Fenway Park

1912; rebuilt 1934

National Register of Historic PlacesPreservation Achievement Award, 2005 (special commendation for outstanding stewardship)

Built in 1912, Fenway Park is the oldest and smallest active Major League baseball park in the United States. Although generations of baseball stars such as Babe Ruth and Ted Williams have played here, Fenway largely has remained unchanged over the past century. The most noticeable and iconic change was the 1934 addition of a 37-foot wall with a 23-1/2-foot tall screen on top it in left field. With a coat of green paint in 1947, this wall transformed into the “Green Monstah” that faces batters just 315 feet from home plate. Baseball writer Roger Angell has called Fenway “the best place in the world to watch baseball.”

Fenway Park faced demolition in the late-1990s and early-2000s, when the team owners proposed building a new stadium with more seats, luxury boxes, and amenities. A coalition of individuals and organizations formed to call for the renovation of the existing ballpark, and successfully gained public support, earned a National Trust Preservation Grant, and had the structure included on Historic Massachusetts’ Ten Most Endangered Historic Resources list. In 2005 the Red Sox announced that they would make the historic Fenway Park their permanent home after it became clear that a renovated ballpark could provide additional seating and space at a lower cost than a new one.

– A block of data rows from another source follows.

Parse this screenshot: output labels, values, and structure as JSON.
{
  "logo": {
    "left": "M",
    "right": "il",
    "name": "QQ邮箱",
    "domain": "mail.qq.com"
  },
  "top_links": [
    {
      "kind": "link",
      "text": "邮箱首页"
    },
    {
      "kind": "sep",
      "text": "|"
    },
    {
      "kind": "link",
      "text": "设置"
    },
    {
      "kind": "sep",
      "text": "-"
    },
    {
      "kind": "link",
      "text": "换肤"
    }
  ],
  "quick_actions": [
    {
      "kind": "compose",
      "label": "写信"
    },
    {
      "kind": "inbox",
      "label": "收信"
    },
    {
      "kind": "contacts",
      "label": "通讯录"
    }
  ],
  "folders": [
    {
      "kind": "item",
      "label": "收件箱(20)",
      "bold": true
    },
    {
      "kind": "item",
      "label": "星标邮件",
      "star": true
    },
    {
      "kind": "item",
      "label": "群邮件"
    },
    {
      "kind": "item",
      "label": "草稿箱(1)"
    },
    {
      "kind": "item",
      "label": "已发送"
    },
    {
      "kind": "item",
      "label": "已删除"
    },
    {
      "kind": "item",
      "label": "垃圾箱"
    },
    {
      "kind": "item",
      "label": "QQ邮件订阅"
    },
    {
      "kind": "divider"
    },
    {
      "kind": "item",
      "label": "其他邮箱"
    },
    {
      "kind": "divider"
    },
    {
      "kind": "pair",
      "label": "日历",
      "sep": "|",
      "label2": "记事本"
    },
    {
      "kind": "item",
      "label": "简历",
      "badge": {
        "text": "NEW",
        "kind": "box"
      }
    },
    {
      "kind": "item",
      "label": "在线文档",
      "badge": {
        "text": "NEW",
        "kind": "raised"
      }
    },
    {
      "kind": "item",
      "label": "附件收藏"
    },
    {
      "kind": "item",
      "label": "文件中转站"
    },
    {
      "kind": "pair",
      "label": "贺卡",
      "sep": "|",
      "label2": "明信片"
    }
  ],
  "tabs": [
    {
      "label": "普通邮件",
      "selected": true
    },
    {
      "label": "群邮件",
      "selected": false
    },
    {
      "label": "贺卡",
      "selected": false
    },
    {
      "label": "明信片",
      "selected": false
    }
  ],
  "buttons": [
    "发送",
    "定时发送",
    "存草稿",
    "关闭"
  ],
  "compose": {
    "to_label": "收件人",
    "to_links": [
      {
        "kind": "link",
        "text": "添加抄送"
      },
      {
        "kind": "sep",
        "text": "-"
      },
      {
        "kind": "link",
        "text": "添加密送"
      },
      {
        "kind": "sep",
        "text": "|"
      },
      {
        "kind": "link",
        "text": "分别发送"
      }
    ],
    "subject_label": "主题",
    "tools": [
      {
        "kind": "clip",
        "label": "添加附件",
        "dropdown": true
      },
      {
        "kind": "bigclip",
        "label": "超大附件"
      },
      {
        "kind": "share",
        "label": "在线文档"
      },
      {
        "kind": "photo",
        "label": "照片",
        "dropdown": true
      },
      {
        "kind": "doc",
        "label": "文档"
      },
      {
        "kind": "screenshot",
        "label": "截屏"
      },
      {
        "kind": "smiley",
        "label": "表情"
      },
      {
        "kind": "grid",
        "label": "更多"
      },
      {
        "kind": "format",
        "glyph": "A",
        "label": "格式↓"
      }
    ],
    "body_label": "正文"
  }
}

Its “depression-style” brick façade may lack architectural glitz, but for most locals, several recent World Series banners provide all the ornament they need.

Fenway Park remains one of Boston’s most popular tourist attractions and is seeing increasing use in the off season for concerts, football & hockey games, and even big-air freestyle ski and snowboard competitions.

Image: User Jared Vincent on Flickr - Originally posted to Flickr as "Fenway-from Legend's Box", CC BY 2.0, https://commons.wikimedia.org/w/index.php?curid=4312022